I only Link In with you if I know you.
I can’t tell if this is a really simple and obvious philosophy, or if it is a radical departure from the norm. But I am always surprised by how many requests I get with absolutely no introduction or context as to why we should be LinkedIn. I find this very odd. Which is only surpassed in oddness by people who send me an introductory note trying to sell me something. I hate that. It’s like be approached by a stranger whose opening line to you is, ‘Hey! Let’s have sex.’ It tells me everything I need to know about you. And your sex.
My Network As A Garden
I think of my LinkedIn network as a garden. Everyone in my LinkedIn garden is there because I planted them. So if anyone in my garden says, ‘Hey Adam, (yes, these are talking plants) I see there is a Bob Smith growing in this garden. Tell me about Bob.’ I say, ‘Ah, Bobby is one of my college track & field teammates. He grew up in little Marshall, Wisconsin, near Madison. He used to raise ferrets, and he could put the shot farther than most people can throw a fit. He is an art teacher. And he makes amazing pottery. I own two of his pieces.’ Suddenly Bob Smith goes from the most generic name in America to a specific human with colorful details.
What strangers need to do first.
I want to be able to vouch for everyone in my network. Including you. It’s how my network becomes valuable. This doesn’t mean that we can’t meet and develop a relationship on LinkedIn. But if you want to join my collection of professional contacts, we must have contact first.
Here’s how it works.
You send me a LinkedIn request.
You add a note about why you think it would be good to connect.
We set up a call or a chocolate milk meeting (I don’t drink coffee).
We talk, and you don’t try to sell me anything or exhibit psychologically deviant behavior.
I accept your LinkedIn request.
This process works because I make connections quickly. I can learn a lot about you in an initial conversation. Then, when someone in my network asks me about you I can share your story.
The Right Way.
Here is a request I received recently. It is a great example of the right way to introduce yourself to a stranger on LinkedIn:
Adam -We don’t know each other, yet. I moved here from Minneapolis and I am hoping to connect with a few fun people. My sister-in-law sent me your blog. You seem fun. -Jennifer

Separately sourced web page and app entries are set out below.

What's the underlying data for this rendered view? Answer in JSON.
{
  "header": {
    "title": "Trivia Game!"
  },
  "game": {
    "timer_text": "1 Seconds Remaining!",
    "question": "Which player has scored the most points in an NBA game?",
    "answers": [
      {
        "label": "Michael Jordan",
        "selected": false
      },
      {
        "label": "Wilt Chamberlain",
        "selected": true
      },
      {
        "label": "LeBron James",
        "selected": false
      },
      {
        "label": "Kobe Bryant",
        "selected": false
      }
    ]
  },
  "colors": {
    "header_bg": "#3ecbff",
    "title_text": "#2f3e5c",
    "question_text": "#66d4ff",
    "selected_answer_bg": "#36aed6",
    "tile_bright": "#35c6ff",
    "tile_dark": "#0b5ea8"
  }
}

This stared a dialog. I discovered that Jennifer is related to one of my former coworkers (that’s co-worker, not cow orker). I have invited her to stop by The Weaponry, my advertising and idea agency, for an introduction. After that, we can be LinkedIn.

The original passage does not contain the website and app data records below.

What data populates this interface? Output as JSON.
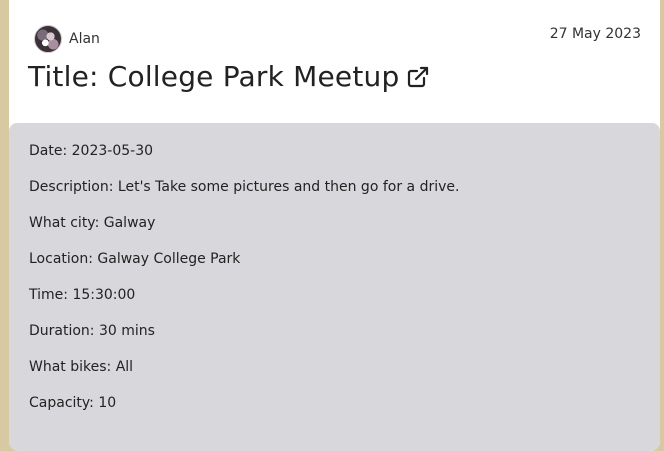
{
  "post": {
    "author": "Alan",
    "date": "27 May 2023",
    "title": "Title: College Park Meetup"
  },
  "icons": {
    "avatar": "avatar-image",
    "external_link": "external-link-icon"
  },
  "details": {
    "date_label": "Date:",
    "date_value": "2023-05-30",
    "description_label": "Description:",
    "description_value": "Let's Take some pictures and then go for a drive.",
    "city_label": "What city:",
    "city_value": "Galway",
    "location_label": "Location:",
    "location_value": "Galway College Park",
    "time_label": "Time:",
    "time_value": "15:30:00",
    "duration_label": "Duration:",
    "duration_value": "30 mins",
    "bikes_label": "What bikes:",
    "bikes_value": "All",
    "capacity_label": "Capacity:",
    "capacity_value": "10"
  }
}
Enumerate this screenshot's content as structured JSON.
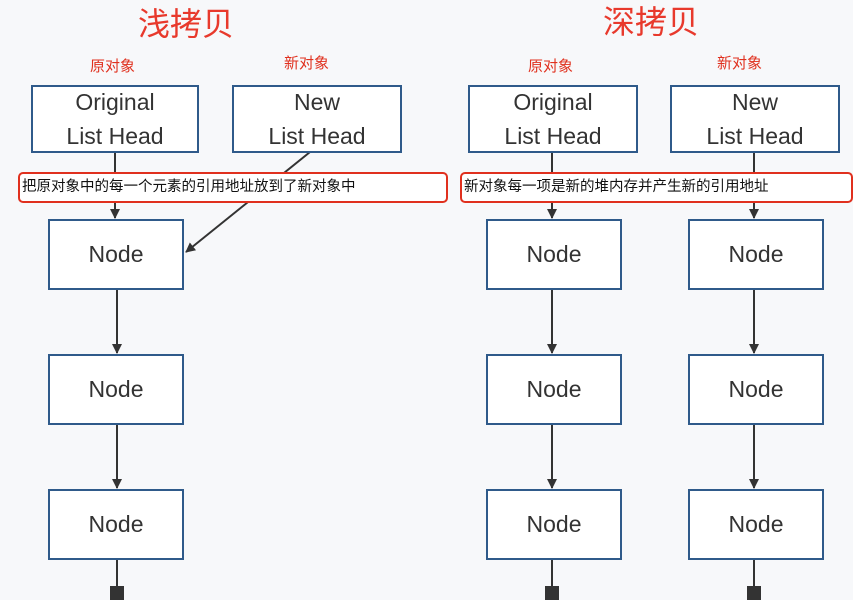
{
  "shallow": {
    "title": "浅拷贝",
    "original_caption": "原对象",
    "new_caption": "新对象",
    "original_head": [
      "Original",
      "List Head"
    ],
    "new_head": [
      "New",
      "List Head"
    ],
    "note": "把原对象中的每一个元素的引用地址放到了新对象中",
    "nodes": [
      "Node",
      "Node",
      "Node"
    ]
  },
  "deep": {
    "title": "深拷贝",
    "original_caption": "原对象",
    "new_caption": "新对象",
    "original_head": [
      "Original",
      "List Head"
    ],
    "new_head": [
      "New",
      "List Head"
    ],
    "note": "新对象每一项是新的堆内存并产生新的引用地址",
    "original_nodes": [
      "Node",
      "Node",
      "Node"
    ],
    "new_nodes": [
      "Node",
      "Node",
      "Node"
    ]
  },
  "colors": {
    "title_red": "#e8392c",
    "box_border": "#2f5a8a",
    "arrow": "#333333",
    "note_border": "#e0301e"
  }
}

Don’t let just anyone into your professional network on LinkedIn. It devalues your network because there is nothing that distinguishes those inside your group from those outside your group. When you are sending LinkedIn request don’t be lazy. Don’t be random. Be purposeful and personal with your introductions. And for Reid’s sake, please don’t try to sell anything in your intro. It’s a turnoff.